No-one does Waterfall any more of course, we’re all Agile incrementalists. It is just that a lot of things are difficult to tackle in increments. You can’t get a great design, for example, or a visual style guide without a lot of user testing and workshopping. From a technical perspective you need to make sure your scaling strategy is baked in from the start and to help support that you will also want to have a performance testing framework in place. You’ll also want to be running those test suites in a continuous deployment process, because its hard to create that after the fact.
In short apart from the actual software you want to do everything else up front.
Waterfall existed for a reason, it tried to fix certain issues with software development, it made sure that when you finished a step in the process you didn’t have to go back and re-visit it. It made you think about all the issues that you would encounter in creating complex software and come up with a plan for dealing with them.
Therefore I can see all the exciting enticements to make sure you do something “up front because it will be difficult to solve later”.
However Waterfall had to change because it didn’t work and dressing up the same process in the guise of sensible forethought doesn’t make it more viable than its predecessors.
It can be really frustrating to have a product that looks ugly, or is slow or constantly falls over. It is far more frustrating to have a stable, beautiful and irrelevant product.
Occasionally you know that a product is going to take off like a rocket, as with fast-follow products for example, and it is going to fully payback a big investment in its creation. However in all other cases you have no idea whether a product is going to work and therefore re-coup its investment.
Even with an existing successful product major changes to the product are just as likely to have unexpected consequences as they are to deliver expected benefits. Sometimes they do both.
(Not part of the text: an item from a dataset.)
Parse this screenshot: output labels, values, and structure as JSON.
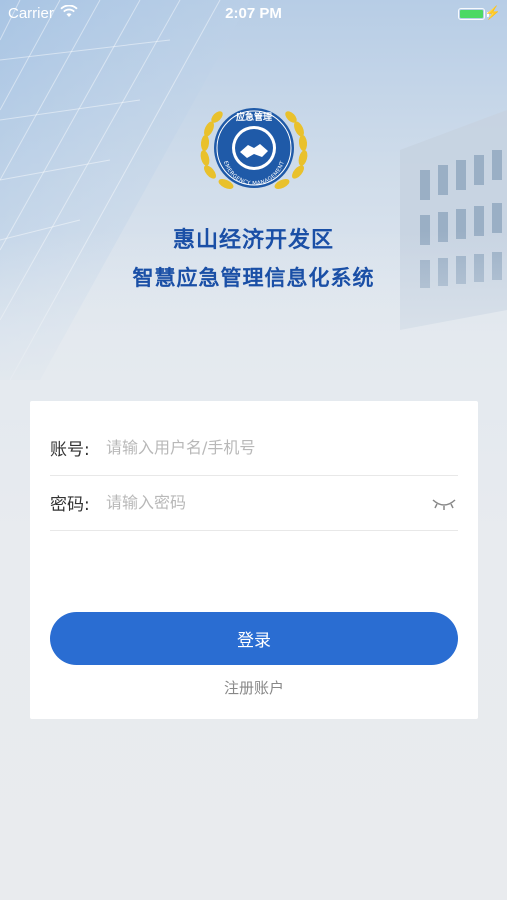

What always matters is the ability to change direction and respond to the circumstances that you find yourself in. Some aspects of software development have seen this and genuinely try to implement it. Other parts of the discipline are engaged in sidling back into the comfortable past under the guise of “responsibility”.